Having conquered the restaurant world, Michelin maestro Joel Robuchon shares with Robb Report his ambitious next step, Michelin’s Singapore debut and what he thinks we’ll all be eating tomorrow.
I’m opening a new cooking school because it has always been very important to one day transmit all the knowledge I’ve received. I don’t want it to be very formal. What I want is for this school to offer a transmission of sorts between master and disciple. It will show the reality of the day-to-day operations behind a restaurant and hotel. The hotel will have 22 suites designed by Pierre-Yves Rochon, who designed all of my restaurants. These will be the most exclusive suites you can find – very high quality ones for a school and something you won’t find anywhere else. There’ll be a gastronomic restaurant, a brasserie-style restaurant and a trendy restaurant like L’Atelier.
It’s a huge project with an investment of around €65 million (S$99 million). The school will receive 1,500 students per year. It’s not a traditional one in the sense that there’s someone standing at a blackboard explaining things. Instead, you’re surrounded by very skilled people who will help you learn.
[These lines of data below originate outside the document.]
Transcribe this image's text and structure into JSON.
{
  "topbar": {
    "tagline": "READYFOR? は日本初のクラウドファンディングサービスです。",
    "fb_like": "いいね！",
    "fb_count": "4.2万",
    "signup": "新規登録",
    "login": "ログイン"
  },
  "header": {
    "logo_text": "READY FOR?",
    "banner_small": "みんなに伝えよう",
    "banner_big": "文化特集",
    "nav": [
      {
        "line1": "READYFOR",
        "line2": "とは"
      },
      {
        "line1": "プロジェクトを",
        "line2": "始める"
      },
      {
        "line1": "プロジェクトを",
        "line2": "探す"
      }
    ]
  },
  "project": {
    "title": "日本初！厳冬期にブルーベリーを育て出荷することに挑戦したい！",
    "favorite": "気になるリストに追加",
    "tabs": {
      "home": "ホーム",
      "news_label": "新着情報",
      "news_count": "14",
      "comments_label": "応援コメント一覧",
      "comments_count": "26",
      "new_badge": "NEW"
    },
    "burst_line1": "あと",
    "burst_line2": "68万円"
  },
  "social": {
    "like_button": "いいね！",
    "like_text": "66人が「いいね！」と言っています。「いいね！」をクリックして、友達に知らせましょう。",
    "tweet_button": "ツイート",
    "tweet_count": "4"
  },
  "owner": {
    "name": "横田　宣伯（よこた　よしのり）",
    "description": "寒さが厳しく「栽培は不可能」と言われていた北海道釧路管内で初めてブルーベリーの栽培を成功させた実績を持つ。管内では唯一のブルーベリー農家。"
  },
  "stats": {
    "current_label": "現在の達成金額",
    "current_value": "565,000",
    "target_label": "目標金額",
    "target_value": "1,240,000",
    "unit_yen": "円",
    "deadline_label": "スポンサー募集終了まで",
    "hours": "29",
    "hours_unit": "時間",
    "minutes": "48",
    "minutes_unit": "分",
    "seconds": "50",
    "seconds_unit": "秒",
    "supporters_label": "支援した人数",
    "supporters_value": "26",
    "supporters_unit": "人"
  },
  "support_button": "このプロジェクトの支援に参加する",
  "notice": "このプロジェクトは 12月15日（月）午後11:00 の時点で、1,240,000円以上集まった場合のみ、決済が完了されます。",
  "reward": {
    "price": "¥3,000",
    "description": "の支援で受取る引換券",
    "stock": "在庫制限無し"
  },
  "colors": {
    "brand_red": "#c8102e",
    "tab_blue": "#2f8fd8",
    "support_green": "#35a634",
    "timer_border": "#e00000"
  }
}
The school will be in Montmorillon, in the monastery where I studied to be a priest. I was supposed to continue my studies there but I decided to quit and become a chef. Bordeaux has become a beautiful city with a new dynamic. It’s always had a very bourgeois atmosphere but was missing a top level restaurant for many years. When (French wine magnate) Bernard Magrez offered me the opportunity in La Grande Maison, I saw the chance to create one of the world’s best restaurants here. Bernard is a real aesthete and can spend a lot buying beautiful paintings from Jean Dufy and many other famous painters. He also bought a 2,000-year-old olive tree and placed it in the garden. It’s not everywhere I can have such an environment to receive my guests in. The maison only has six suites but we’re planning to open five or six more in a nearby extension.
French cuisine has always been a cycle and evolution of flavours. We had nouvelle cuisine in the 1970s and 1980s, then fusion in the 1990s, and thereafter it was molecular cuisine. I think we’re going back to our roots and focusing on getting all the flavours out of good ingredients – I believe this will be the future too.
I’ve experienced Michelin’s arrival in a new country many times. People may not understand the guide when it’s first published. Famous restaurants may not be highly ranked while lesser known ones may do very well. After a while, people will trust the quality of Michelin’s selection. For example, I remember when the guide was introduced in Hong Kong and Lung King Heen, the Cantonese restaurant in the Four Seasons Hotel, was ranked three stars. At first, the locals were very surprised but after five or six years, if you ask where to enjoy very high quality Chinese food in Hong Kong, everyone will suggest you go to the Four Seasons.
There’s no perfect guide but Michelin certainly is one of the most serious and has considerable influence. When I opened my restaurant in MGM Grand in Las Vegas, it was difficult to attract customers. But after it received three stars in the guide, it was full the next day, and has been full since. Although the guide is just one part of Michelin’s business, I find it the most honest and accurate.
My most iconic dish is my mashed potato. Everybody asks me for it, no matter where I am in the world. It’s very difficult to enjoy such renown and impact with such a simple ingredient and dish.
Acclaimed French chef and restaurateur Joel Robuchon leads the world's fine-dining scene with over a dozen restaurants in leading cities of the world, with 25 Michelin stars shared among them. He is most known for pushing for more authentic French cuisine, making sure that each ingredient retains its taste.